• TASK STATEMENT
The pictures do not belong in the copy. Restate all of the records word for word.

+ + +

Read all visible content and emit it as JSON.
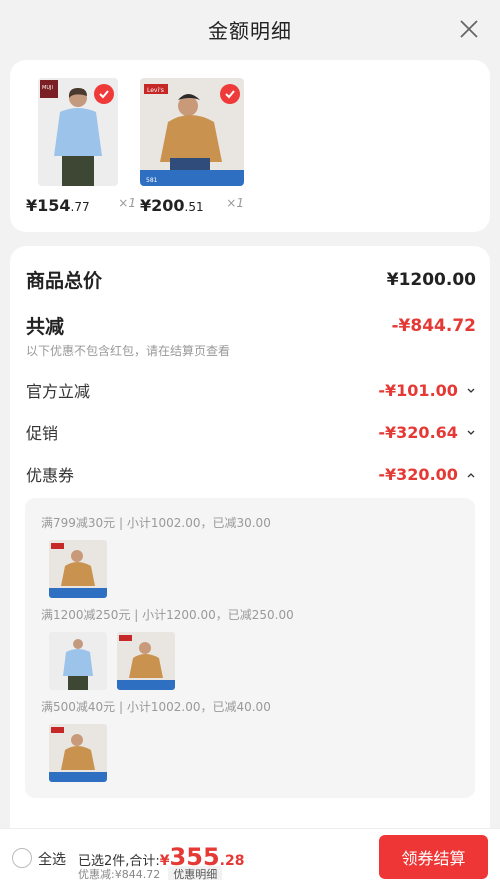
{
  "header": {
    "title": "金额明细"
  },
  "products": [
    {
      "brand": "MUJI",
      "price_int": "¥154",
      "price_dec": ".77",
      "qty": "×1"
    },
    {
      "brand": "Levi's",
      "price_int": "¥200",
      "price_dec": ".51",
      "qty": "×1"
    }
  ],
  "summary": {
    "total_label": "商品总价",
    "total_value": "¥1200.00",
    "discount_label": "共减",
    "discount_value": "-¥844.72",
    "discount_note": "以下优惠不包含红包，请在结算页查看",
    "official_label": "官方立减",
    "official_value": "-¥101.00",
    "promo_label": "促销",
    "promo_value": "-¥320.64",
    "coupon_label": "优惠券",
    "coupon_value": "-¥320.00"
  },
  "coupons": [
    {
      "text": "满799减30元 | 小计1002.00，已减30.00"
    },
    {
      "text": "满1200减250元 | 小计1200.00，已减250.00"
    },
    {
      "text": "满500减40元 | 小计1002.00，已减40.00"
    }
  ],
  "bottom": {
    "select_all": "全选",
    "selected_text": "已选2件,合计:",
    "total_cur": "¥",
    "total_int": "355",
    "total_dec": ".28",
    "discount_text": "优惠减:¥844.72",
    "detail_link": "优惠明细",
    "checkout": "领券结算"
  },
  "colors": {
    "accent": "#e53935",
    "button": "#ef3636"
  }
}
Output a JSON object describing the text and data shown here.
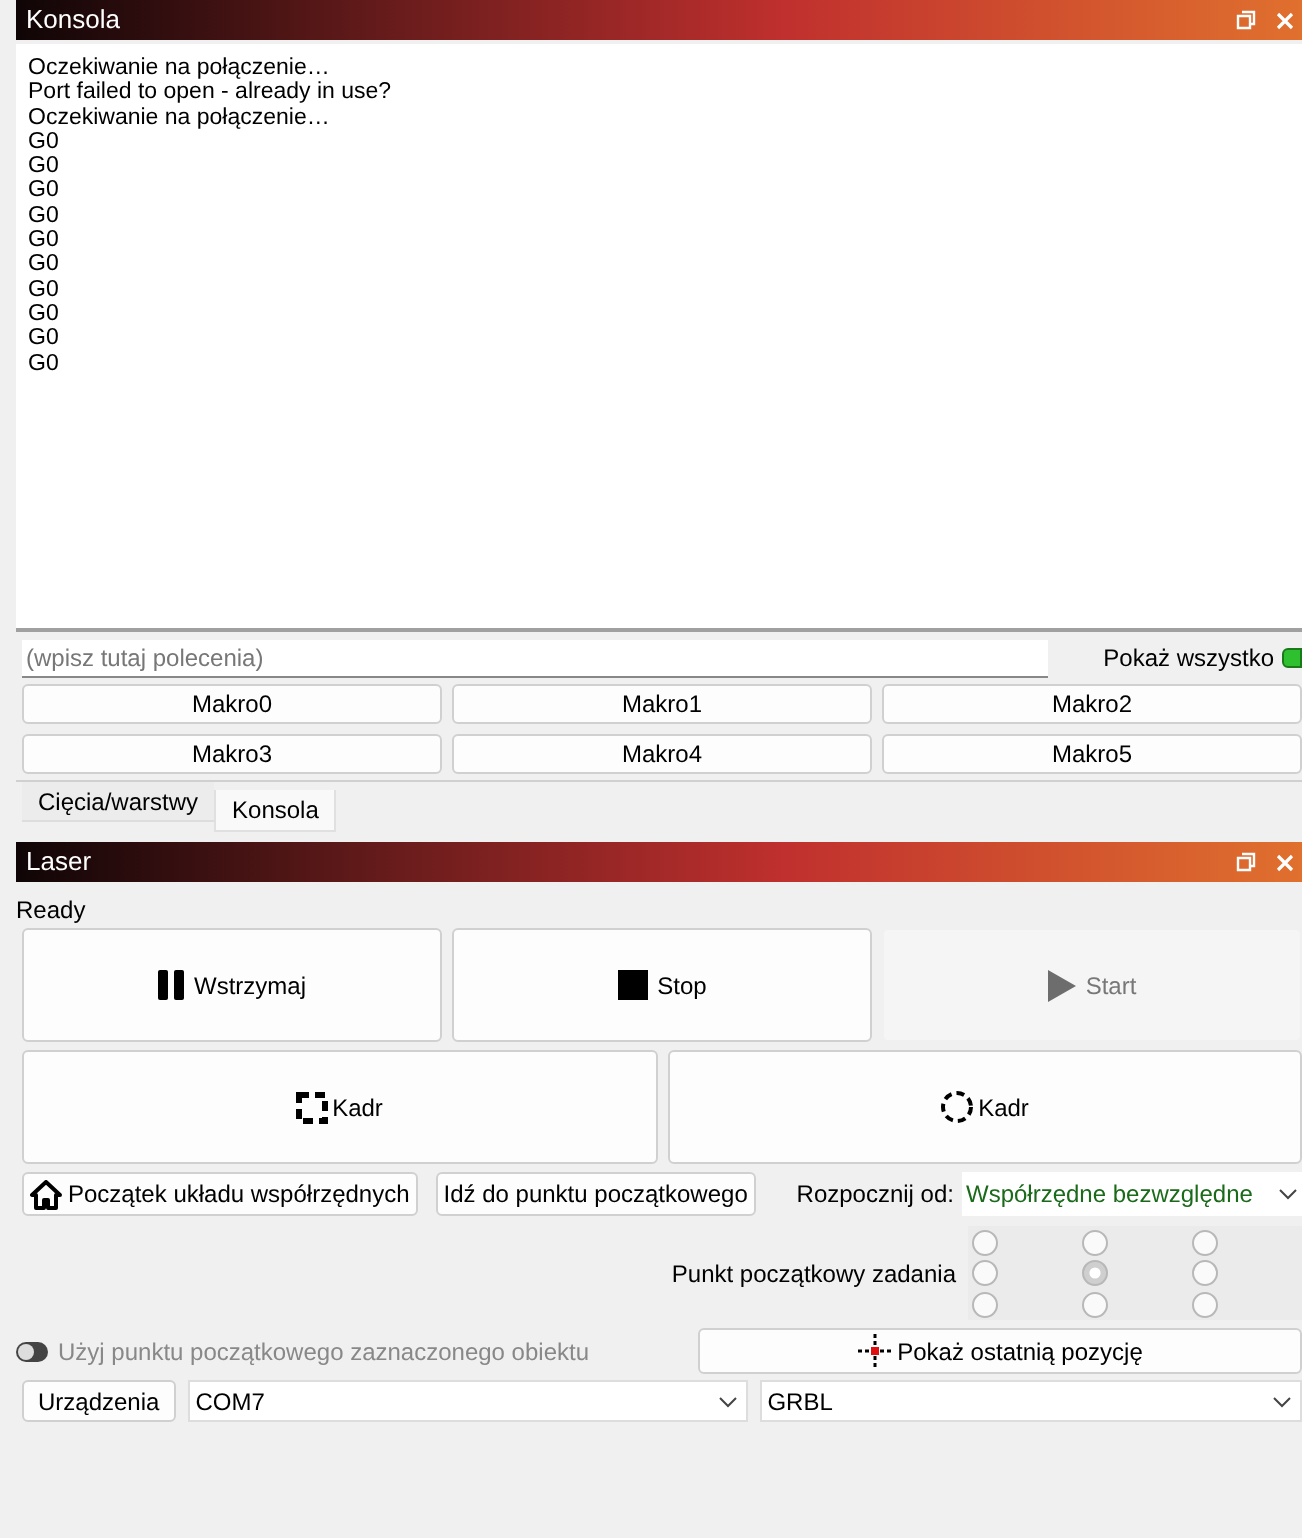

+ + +

• RESPONSE AREA
Read all visible content and emit it as JSON.
{
  "header": {
    "title": "金额明细"
  },
  "products": [
    {
      "brand": "MUJI",
      "price_int": "¥154",
      "price_dec": ".77",
      "qty": "×1"
    },
    {
      "brand": "Levi's",
      "price_int": "¥200",
      "price_dec": ".51",
      "qty": "×1"
    }
  ],
  "summary": {
    "total_label": "商品总价",
    "total_value": "¥1200.00",
    "discount_label": "共减",
    "discount_value": "-¥844.72",
    "discount_note": "以下优惠不包含红包，请在结算页查看",
    "official_label": "官方立减",
    "official_value": "-¥101.00",
    "promo_label": "促销",
    "promo_value": "-¥320.64",
    "coupon_label": "优惠券",
    "coupon_value": "-¥320.00"
  },
  "coupons": [
    {
      "text": "满799减30元 | 小计1002.00，已减30.00"
    },
    {
      "text": "满1200减250元 | 小计1200.00，已减250.00"
    },
    {
      "text": "满500减40元 | 小计1002.00，已减40.00"
    }
  ],
  "bottom": {
    "select_all": "全选",
    "selected_text": "已选2件,合计:",
    "total_cur": "¥",
    "total_int": "355",
    "total_dec": ".28",
    "discount_text": "优惠减:¥844.72",
    "detail_link": "优惠明细",
    "checkout": "领券结算"
  },
  "colors": {
    "accent": "#e53935",
    "button": "#ef3636"
  }
}
Output a JSON object describing the text and data shown here.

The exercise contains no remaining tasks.